- [WORK ORDER] From the data that follows, report the number of lines including "seat", and only that number.
::::
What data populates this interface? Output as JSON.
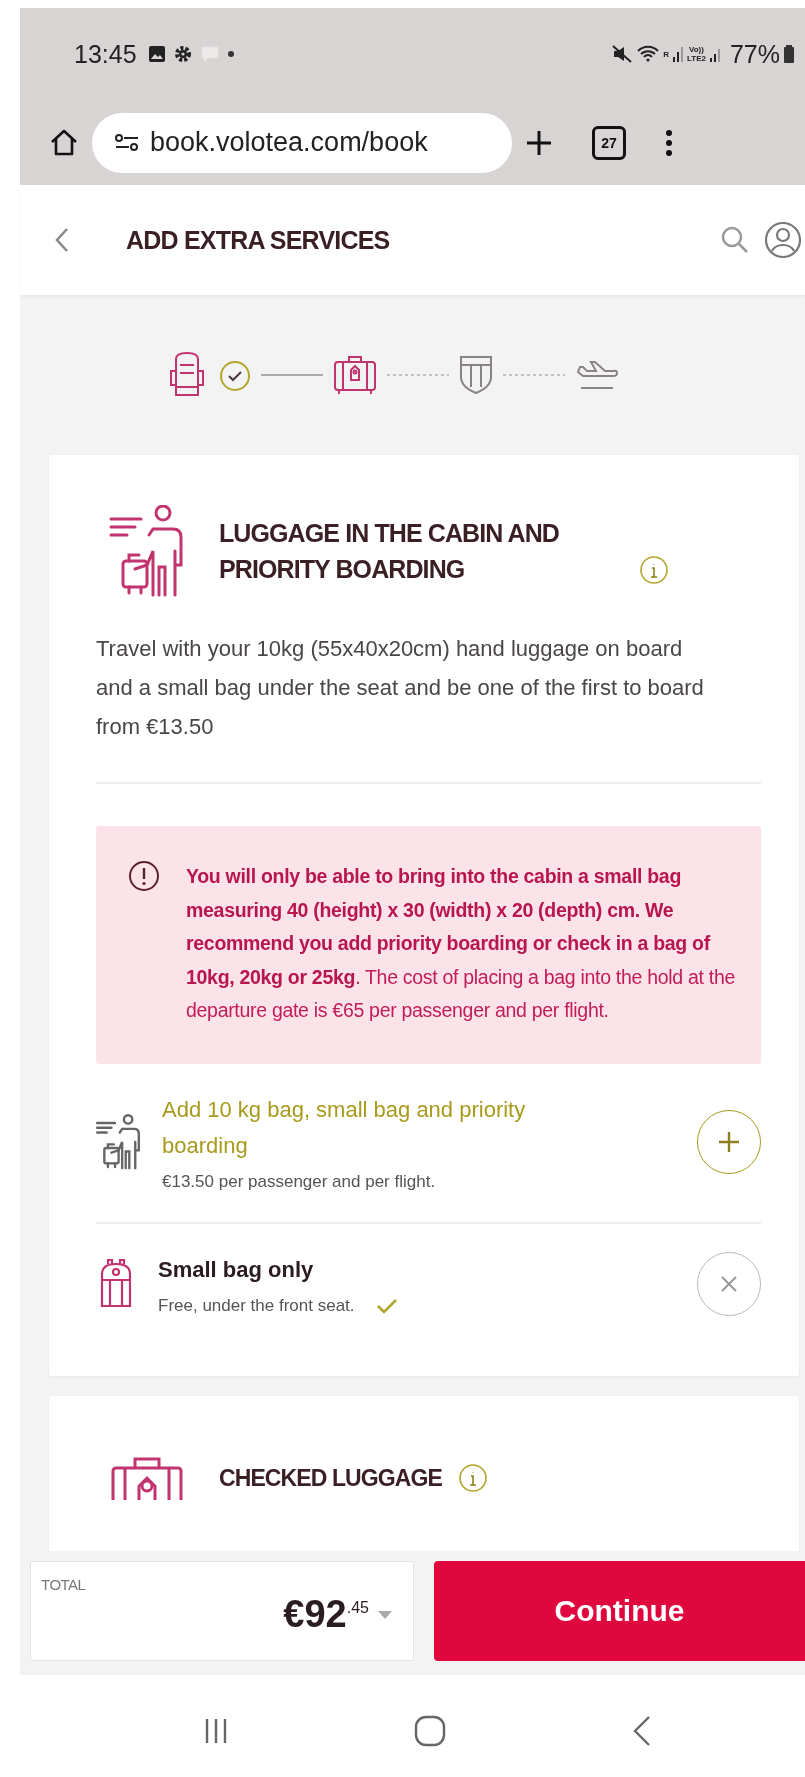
{
  "status_bar": {
    "time": "13:45",
    "roaming_label": "R",
    "volte_label": "Vo))",
    "lte_label": "LTE2",
    "battery": "77%"
  },
  "browser": {
    "url": "book.volotea.com/book",
    "tab_count": "27"
  },
  "header": {
    "title": "ADD EXTRA SERVICES"
  },
  "stepper": [
    {
      "kind": "seat",
      "done": true,
      "active": true
    },
    {
      "kind": "luggage",
      "done": false,
      "active": true
    },
    {
      "kind": "insurance",
      "done": false,
      "active": false
    },
    {
      "kind": "flight",
      "done": false,
      "active": false
    }
  ],
  "cabin_card": {
    "title": "LUGGAGE IN THE CABIN AND PRIORITY BOARDING",
    "description": "Travel with your 10kg (55x40x20cm) hand luggage on board and a small bag under the seat and be one of the first to board from €13.50",
    "alert": "**You will only be able to bring into the cabin a small bag measuring 40 (height) x 30 (width) x 20 (depth) cm. We recommend you add priority boarding or check in a bag of 10kg, 20kg or 25kg**. The cost of placing a bag into the hold at the departure gate is €65 per passenger and per flight.",
    "options": [
      {
        "kind": "priority",
        "title": "Add 10 kg bag, small bag and priority boarding",
        "subtitle": "€13.50 per passenger and per flight.",
        "selected": false
      },
      {
        "kind": "small_bag",
        "title": "Small bag only",
        "subtitle": "Free, under the front seat.",
        "selected": true
      }
    ]
  },
  "checked_card": {
    "title": "CHECKED LUGGAGE"
  },
  "footer": {
    "total_label": "TOTAL",
    "total": "€92$^{.45}$",
    "continue": "Continue"
  }
}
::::
- [RESPONSE TO THE EXERCISE] 3